As always, a lot depends on the circumstances, but based on my experience there would almost certainly be an arrest of the driver (on charges that might vary but would likely be assault with a deadly weapon or vehicular assault or the specific state equivalent) and a long and very excruciating process where the criminal culpability of the driver is examined by lots of investigating entities, from social media, to the local and state and national media to the local police to the state police to the local prosecutor to the state prosecutor to the federal prosecutor and all the executive branches in between. In short, it would be a hellacious circus that would hinge on a very detailed and specific factual analysis and process.
How does the motorist’s responsibility change if the person hit is actively involved in the rioting or if it is another innocent person also trying to get out of the danger area?
The specific details would obviously matter as I explained above, but so would the number of other people in the riot, the number of people in the car, the reason the car was where it was, the reason the rioters are where they were, where did the specific accident take place (in the intersection, as a turn was being made, as the car was thrown in reverse attempting to back up) and many others, each having an effect on the calculus of who is being charged with what crime, if any.
Does the motorist’s responsibility change if they hit a protester blocking a roadway who is not immediately threatening violence against them or other drivers? Does fear of being blocked in and later harmed justify driving through and endangering persons blocking roads or freeway ramps during protests?
Absolutely. A pedestrian almost always has the right of way vs. a car. And no one has the right to use force against someone who is not a justifiably imminent threat to that person or others. Every use of force must be justified not just by subjective fear but by reasonably subjective fear. If you were afraid under X circumstances, but a reasonable person would not be in fear, there is no lawful basis for self defense. Motive of the motorist will also be examined, as well, for example a driver going to a dental appointment who takes a path unknowingly through an out of control street protest has a different perspective on fear than a person driving to a protest to counter protest and it just got out of hand.

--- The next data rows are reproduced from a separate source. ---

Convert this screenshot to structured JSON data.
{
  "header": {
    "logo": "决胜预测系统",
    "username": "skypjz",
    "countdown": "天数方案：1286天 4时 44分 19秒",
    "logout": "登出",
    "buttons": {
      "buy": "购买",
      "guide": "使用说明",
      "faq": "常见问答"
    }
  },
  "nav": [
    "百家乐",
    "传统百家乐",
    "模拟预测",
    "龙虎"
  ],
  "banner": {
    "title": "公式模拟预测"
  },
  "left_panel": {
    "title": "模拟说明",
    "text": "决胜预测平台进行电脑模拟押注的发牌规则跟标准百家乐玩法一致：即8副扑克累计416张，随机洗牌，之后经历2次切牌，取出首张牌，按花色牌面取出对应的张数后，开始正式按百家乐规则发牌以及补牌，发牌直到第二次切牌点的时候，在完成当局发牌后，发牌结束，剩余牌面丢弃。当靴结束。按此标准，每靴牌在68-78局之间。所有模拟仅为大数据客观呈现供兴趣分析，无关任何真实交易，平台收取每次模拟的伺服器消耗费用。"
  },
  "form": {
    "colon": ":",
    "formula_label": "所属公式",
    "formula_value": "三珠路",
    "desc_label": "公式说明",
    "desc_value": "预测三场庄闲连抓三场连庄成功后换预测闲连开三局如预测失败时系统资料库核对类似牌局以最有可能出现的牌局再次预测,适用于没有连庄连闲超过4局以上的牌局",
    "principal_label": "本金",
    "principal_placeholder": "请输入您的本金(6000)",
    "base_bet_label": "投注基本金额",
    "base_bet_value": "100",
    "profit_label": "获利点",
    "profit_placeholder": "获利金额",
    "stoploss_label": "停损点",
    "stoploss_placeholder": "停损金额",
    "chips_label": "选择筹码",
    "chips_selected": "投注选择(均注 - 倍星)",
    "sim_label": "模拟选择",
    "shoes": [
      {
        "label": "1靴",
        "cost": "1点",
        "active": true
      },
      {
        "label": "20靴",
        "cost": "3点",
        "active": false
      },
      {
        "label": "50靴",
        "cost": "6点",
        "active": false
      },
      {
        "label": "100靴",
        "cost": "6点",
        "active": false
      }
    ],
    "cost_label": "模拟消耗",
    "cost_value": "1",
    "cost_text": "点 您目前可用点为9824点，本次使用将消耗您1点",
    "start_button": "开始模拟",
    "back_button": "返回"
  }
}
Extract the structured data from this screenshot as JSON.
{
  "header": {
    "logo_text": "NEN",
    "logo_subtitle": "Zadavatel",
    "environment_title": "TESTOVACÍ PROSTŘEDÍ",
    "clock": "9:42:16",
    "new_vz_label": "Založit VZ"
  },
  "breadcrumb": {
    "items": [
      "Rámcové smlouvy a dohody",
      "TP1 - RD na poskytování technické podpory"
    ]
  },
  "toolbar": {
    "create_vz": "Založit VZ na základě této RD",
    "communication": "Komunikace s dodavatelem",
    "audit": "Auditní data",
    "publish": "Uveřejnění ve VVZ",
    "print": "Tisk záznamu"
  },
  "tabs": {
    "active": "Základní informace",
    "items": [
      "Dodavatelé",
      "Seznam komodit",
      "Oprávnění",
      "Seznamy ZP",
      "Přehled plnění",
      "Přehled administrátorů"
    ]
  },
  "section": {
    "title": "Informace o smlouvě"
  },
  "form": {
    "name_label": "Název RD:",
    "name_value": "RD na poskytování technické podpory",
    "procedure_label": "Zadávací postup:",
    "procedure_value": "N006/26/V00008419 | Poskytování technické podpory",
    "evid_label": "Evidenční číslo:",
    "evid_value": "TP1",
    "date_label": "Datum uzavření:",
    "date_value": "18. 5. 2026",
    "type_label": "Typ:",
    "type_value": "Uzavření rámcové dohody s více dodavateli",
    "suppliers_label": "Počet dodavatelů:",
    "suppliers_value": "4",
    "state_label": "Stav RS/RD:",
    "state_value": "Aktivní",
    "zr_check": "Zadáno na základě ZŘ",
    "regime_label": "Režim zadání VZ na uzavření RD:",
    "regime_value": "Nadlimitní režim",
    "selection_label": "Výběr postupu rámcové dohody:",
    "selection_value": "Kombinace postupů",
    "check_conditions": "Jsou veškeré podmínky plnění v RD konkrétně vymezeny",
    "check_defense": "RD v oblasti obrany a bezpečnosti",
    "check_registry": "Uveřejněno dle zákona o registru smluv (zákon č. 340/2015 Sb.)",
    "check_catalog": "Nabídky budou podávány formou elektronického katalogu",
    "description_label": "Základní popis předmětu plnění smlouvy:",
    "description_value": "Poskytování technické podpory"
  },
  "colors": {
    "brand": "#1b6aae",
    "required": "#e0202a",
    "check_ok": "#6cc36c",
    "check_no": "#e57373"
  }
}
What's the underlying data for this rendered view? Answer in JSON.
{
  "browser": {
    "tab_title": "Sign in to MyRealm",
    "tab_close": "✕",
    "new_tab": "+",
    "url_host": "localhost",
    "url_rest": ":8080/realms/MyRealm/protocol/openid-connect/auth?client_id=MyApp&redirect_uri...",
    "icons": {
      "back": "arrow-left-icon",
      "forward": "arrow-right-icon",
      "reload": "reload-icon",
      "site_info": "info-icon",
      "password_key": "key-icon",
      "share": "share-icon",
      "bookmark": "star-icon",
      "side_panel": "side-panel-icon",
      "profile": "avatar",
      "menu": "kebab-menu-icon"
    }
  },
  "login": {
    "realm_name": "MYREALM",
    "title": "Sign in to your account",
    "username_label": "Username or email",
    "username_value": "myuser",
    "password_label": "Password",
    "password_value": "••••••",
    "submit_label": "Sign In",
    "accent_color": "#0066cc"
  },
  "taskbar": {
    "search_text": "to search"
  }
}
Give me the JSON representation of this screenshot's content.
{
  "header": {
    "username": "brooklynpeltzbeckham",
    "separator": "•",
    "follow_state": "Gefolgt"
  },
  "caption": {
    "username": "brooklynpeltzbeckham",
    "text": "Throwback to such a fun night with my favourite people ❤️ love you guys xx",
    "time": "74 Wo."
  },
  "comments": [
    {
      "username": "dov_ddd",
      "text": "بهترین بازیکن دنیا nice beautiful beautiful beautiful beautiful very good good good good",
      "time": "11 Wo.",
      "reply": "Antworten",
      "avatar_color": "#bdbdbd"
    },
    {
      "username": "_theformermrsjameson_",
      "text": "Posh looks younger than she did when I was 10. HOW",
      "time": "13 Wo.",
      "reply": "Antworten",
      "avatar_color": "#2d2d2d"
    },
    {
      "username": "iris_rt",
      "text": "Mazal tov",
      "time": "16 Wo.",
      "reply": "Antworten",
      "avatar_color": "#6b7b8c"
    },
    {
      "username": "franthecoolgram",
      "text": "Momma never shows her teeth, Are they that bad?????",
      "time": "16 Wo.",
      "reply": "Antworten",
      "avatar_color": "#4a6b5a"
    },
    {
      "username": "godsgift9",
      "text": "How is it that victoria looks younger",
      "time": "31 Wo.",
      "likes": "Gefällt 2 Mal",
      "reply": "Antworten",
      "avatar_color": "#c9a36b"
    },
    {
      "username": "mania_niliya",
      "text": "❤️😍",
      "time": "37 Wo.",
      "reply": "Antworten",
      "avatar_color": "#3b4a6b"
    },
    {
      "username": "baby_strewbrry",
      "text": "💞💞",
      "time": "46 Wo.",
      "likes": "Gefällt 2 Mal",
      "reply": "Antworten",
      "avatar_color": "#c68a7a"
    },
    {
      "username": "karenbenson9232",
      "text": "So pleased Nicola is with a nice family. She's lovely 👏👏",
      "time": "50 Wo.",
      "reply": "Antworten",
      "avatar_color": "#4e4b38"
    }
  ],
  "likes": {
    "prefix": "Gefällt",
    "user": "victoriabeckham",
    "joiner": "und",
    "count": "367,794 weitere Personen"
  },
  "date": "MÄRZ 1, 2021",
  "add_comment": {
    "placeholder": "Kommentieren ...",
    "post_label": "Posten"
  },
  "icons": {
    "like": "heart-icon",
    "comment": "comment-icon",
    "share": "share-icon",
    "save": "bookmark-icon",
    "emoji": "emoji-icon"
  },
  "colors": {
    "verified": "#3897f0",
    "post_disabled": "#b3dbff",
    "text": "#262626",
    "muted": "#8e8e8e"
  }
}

A big “Thank You!” to our affiliated attorneys for their very detailed contributions to this interesting discussion. Please return next month when we ask our affiliated attorneys for their thoughts on a new topic.
To read more of this month's journal, please click here.